Bleeding at the Keyboard: A Guide to Modern Programming with Java
by Gregory J. E. Rawlins
Publisher: Indiana University 1999
Number of pages: 291
Bleeding at the Keyboard made its first appearance as a material developed for the Fall 1999 C212 class at Indiana University, Bloomington. In this book, Rawlins try to guide us step by step on learning Java with the analogy of theatrical performance. Here we have objects (actors), classes (roles the actors play), methods (scenes the actors play out), Java interpreter (stage managers and producers), programmers (screenwriters and directors) and user (audiences).
Home page url
Download or read it online for free here:
by Richard L. Halterman - Southern Adventist University
The author is using this text in his beginning computer programming course. It is aimed at students with little or no programming experience, and it uses DrJava as a vehicle for student experimentation object-oriented programming concepts.
by Elliotte Rusty Harold - Cafe au Lait
This is a tutorial introduction to Java that just covers what you need to know to start programming command line applications in Java. This is an introduction to the basic syntax of the language. Part 3 covers the basics of writing applets in Java.
The book serves as a comprehensive guide, complete with a series of tutorials to help users better understand the many ways one can program in Java. It is meant to be both an introductory guide and a reference on Java and related technologies.
by V. Mukhi, S. Mukhi, N. Kotecha - bpbonline.com
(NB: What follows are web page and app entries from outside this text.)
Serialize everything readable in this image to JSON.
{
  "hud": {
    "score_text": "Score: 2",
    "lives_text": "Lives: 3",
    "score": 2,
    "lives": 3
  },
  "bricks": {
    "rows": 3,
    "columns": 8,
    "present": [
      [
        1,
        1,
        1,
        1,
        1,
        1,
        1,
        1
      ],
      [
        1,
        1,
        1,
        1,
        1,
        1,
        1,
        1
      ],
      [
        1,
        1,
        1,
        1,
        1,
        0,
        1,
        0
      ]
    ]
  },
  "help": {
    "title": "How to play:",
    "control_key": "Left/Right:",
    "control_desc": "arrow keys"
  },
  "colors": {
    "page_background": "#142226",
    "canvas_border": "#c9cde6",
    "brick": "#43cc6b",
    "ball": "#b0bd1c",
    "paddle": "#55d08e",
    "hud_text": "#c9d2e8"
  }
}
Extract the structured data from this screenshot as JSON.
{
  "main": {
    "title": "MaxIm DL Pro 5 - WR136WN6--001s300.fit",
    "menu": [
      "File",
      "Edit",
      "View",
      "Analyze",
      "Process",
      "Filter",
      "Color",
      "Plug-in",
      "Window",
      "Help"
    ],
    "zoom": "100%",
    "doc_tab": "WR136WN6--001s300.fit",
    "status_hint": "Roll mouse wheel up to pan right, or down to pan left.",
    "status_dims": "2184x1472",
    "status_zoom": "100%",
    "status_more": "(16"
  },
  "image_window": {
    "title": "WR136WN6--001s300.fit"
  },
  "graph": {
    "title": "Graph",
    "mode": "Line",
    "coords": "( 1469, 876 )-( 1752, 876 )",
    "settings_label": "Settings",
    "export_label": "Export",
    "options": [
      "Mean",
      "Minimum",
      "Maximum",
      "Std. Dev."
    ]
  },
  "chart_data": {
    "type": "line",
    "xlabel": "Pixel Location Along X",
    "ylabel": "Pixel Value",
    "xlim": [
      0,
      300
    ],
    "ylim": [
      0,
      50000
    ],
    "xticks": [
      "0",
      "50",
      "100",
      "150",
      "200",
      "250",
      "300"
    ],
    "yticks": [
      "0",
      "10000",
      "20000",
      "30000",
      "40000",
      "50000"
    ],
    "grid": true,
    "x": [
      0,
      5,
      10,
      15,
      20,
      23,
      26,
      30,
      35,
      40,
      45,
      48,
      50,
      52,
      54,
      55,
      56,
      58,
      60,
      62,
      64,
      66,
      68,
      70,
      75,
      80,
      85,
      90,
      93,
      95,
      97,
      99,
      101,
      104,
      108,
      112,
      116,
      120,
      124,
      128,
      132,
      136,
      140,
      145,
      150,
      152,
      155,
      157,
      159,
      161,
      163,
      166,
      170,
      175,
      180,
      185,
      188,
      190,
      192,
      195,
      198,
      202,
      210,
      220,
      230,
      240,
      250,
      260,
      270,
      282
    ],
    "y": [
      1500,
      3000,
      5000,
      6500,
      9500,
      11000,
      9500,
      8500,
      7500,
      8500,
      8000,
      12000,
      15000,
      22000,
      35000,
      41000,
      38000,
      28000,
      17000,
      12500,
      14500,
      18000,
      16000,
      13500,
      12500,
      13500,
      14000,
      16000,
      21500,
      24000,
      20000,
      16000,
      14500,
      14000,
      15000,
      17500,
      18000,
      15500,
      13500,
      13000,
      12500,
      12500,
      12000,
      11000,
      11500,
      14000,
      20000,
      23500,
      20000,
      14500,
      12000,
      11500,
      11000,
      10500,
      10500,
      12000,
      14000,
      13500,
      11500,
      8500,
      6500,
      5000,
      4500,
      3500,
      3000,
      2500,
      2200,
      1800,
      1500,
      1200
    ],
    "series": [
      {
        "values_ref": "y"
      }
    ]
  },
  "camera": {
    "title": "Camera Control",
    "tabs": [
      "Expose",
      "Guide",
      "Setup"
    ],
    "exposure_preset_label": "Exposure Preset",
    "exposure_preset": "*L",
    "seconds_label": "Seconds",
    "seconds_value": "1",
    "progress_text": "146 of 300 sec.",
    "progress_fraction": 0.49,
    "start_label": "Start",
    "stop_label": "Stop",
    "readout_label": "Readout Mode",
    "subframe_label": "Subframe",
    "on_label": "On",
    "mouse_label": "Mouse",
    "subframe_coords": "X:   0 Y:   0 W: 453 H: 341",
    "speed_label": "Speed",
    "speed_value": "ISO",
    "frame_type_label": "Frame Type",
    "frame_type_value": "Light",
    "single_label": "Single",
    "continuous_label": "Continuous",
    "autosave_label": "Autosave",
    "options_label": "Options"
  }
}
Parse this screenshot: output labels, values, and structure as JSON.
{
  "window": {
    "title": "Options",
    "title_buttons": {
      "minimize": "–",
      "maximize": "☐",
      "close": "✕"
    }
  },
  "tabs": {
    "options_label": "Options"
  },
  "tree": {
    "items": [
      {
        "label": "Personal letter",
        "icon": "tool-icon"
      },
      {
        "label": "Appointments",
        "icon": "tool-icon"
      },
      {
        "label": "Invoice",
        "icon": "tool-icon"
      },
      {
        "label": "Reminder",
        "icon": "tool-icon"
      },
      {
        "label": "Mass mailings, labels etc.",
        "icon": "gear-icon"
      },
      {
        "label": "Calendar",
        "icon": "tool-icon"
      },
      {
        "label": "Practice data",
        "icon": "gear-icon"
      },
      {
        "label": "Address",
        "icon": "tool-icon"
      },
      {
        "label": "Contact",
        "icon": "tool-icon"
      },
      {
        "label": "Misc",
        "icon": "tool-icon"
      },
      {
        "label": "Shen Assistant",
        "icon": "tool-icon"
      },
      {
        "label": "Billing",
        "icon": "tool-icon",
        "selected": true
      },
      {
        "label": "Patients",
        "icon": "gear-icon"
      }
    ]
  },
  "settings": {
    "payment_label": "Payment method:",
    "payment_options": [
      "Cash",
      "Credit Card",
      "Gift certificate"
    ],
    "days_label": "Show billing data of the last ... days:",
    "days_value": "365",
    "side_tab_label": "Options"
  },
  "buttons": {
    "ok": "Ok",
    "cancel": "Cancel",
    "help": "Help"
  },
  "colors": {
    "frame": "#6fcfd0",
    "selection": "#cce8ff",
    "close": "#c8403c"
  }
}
In this book, we start off assuming that you know no programming language at all. We teach you Java one concept at a time and taking things real slow and easy. We believe that the best way to learn is to try and absorb just one concept at a time.